RECORDS SHOWN START
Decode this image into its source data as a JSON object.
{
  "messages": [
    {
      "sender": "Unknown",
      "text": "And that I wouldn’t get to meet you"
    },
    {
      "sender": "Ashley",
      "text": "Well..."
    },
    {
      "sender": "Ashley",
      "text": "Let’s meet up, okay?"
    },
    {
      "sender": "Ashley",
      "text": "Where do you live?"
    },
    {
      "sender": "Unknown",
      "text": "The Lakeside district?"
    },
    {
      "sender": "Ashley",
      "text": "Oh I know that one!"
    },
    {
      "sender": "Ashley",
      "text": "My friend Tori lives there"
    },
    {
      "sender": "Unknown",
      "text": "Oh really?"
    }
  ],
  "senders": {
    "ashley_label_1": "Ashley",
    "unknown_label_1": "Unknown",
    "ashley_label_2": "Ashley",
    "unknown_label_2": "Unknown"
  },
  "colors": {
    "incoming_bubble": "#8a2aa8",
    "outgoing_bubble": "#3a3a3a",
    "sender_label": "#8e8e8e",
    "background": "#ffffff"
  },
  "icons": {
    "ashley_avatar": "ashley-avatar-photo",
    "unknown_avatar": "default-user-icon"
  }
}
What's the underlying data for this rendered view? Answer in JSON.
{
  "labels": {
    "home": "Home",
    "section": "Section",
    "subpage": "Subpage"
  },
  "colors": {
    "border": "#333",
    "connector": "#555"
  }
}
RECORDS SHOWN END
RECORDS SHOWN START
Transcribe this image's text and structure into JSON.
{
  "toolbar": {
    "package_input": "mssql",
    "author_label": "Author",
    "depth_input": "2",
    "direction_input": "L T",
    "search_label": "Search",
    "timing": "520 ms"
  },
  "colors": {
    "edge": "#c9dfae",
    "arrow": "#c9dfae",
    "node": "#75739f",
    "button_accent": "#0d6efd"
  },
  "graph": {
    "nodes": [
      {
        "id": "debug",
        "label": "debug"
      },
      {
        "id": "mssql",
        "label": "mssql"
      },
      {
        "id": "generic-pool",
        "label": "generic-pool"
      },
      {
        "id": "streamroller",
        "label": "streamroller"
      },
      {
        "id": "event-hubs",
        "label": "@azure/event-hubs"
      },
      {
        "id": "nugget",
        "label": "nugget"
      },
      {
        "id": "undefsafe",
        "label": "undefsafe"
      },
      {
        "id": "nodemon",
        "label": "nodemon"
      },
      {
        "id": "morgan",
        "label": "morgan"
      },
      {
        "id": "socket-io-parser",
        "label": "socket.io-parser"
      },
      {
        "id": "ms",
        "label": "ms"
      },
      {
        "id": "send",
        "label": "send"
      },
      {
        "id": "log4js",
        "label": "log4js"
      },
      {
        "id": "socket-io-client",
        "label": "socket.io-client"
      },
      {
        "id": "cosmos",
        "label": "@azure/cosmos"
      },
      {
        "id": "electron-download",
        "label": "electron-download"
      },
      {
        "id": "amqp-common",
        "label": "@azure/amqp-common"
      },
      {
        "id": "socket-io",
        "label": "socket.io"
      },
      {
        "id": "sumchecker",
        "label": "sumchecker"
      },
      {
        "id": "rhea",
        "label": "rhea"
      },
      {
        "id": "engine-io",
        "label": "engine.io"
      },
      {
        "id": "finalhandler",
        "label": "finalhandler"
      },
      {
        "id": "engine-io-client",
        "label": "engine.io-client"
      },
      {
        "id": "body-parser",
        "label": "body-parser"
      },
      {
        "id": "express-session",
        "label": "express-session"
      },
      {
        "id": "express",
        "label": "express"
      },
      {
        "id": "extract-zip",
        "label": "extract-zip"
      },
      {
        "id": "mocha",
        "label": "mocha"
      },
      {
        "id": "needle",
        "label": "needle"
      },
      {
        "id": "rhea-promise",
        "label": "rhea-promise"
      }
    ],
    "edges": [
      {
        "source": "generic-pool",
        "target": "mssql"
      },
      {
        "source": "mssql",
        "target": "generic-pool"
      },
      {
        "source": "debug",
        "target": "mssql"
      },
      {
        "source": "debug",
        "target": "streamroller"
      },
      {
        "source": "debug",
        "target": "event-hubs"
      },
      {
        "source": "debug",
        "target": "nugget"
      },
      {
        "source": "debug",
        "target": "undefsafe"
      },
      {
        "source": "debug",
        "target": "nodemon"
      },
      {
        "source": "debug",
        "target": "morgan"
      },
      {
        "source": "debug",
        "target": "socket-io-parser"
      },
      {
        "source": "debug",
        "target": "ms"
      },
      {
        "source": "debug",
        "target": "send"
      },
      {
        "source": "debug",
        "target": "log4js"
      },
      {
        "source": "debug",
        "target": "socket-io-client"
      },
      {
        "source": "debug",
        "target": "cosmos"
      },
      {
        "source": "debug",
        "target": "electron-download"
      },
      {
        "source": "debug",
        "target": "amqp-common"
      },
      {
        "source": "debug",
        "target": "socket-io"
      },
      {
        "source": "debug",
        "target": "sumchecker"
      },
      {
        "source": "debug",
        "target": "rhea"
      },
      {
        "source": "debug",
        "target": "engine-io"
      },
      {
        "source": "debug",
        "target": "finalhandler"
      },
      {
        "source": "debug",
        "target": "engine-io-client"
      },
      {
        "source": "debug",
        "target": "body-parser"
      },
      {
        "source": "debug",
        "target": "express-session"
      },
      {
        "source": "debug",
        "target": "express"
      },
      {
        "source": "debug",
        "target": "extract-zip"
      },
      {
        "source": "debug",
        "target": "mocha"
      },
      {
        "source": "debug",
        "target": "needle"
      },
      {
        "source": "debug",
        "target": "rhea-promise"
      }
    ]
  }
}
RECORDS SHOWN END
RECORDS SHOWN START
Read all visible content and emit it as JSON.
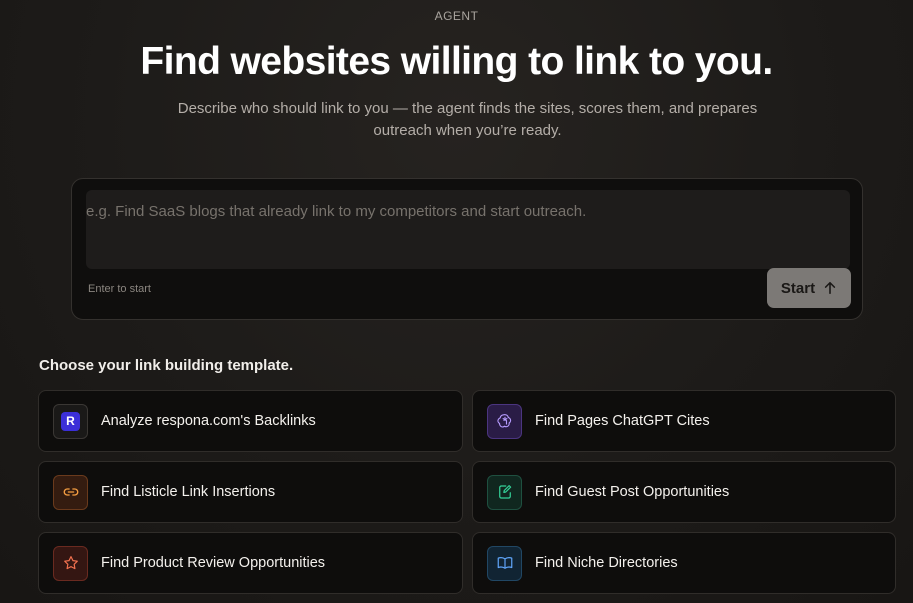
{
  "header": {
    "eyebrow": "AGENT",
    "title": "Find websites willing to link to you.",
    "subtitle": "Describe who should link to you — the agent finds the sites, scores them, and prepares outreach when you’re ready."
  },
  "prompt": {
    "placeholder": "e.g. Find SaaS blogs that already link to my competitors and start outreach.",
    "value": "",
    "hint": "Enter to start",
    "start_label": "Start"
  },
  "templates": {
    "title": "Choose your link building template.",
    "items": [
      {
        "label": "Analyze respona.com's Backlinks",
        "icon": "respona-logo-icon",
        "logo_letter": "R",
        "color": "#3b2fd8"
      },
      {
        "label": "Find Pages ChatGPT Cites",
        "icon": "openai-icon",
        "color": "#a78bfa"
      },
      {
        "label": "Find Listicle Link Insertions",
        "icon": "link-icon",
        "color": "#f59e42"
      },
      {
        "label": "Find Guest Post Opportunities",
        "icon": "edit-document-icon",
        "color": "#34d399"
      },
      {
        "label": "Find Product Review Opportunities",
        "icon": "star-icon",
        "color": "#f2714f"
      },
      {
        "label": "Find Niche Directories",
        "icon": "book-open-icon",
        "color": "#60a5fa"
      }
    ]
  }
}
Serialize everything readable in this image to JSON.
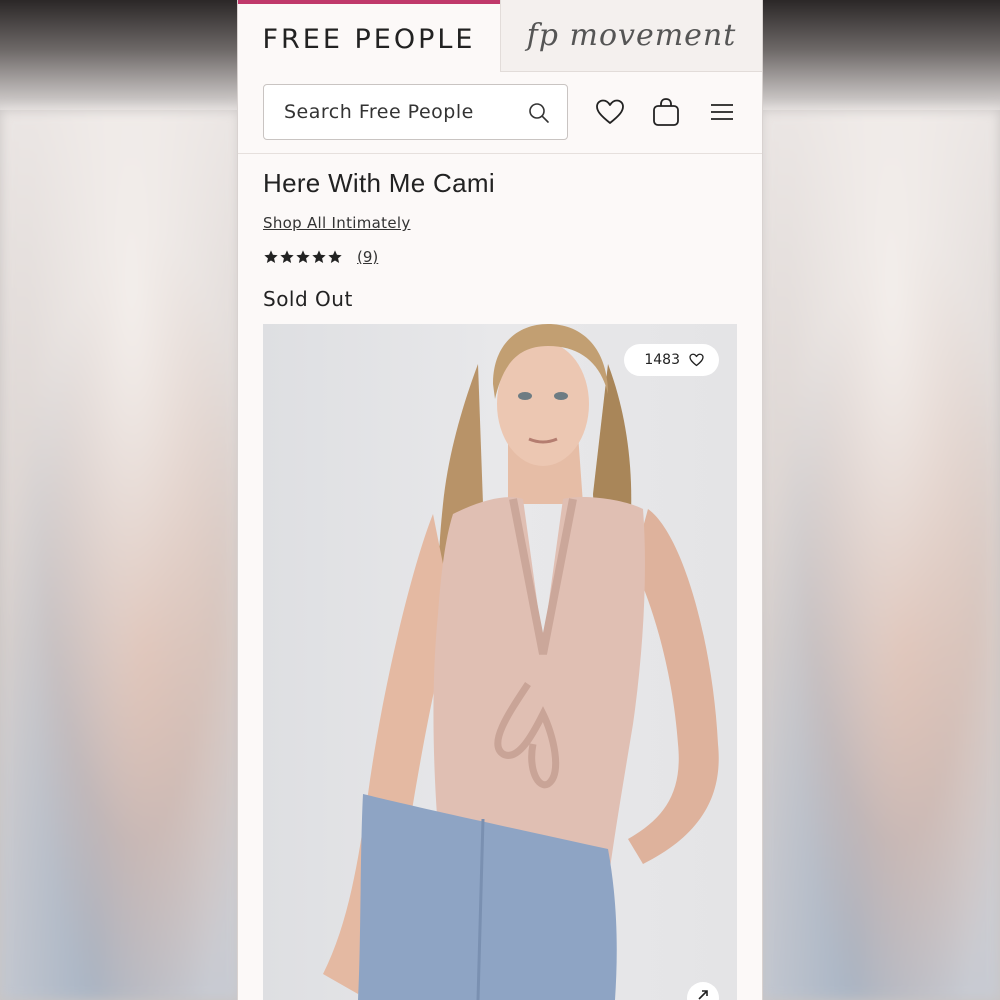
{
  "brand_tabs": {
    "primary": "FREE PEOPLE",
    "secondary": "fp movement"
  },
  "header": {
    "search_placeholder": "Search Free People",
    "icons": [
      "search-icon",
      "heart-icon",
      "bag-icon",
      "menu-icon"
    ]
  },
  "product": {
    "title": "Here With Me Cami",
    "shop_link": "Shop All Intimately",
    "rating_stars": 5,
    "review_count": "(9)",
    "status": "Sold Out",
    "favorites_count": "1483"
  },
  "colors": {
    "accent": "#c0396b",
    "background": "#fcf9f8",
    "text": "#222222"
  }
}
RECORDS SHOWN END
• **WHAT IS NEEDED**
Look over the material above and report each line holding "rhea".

• **TASK SOLUTION**
        "id": "rhea",
        "label": "rhea"
        "id": "rhea-promise",
        "label": "rhea-promise"
        "target": "rhea"
        "target": "rhea-promise"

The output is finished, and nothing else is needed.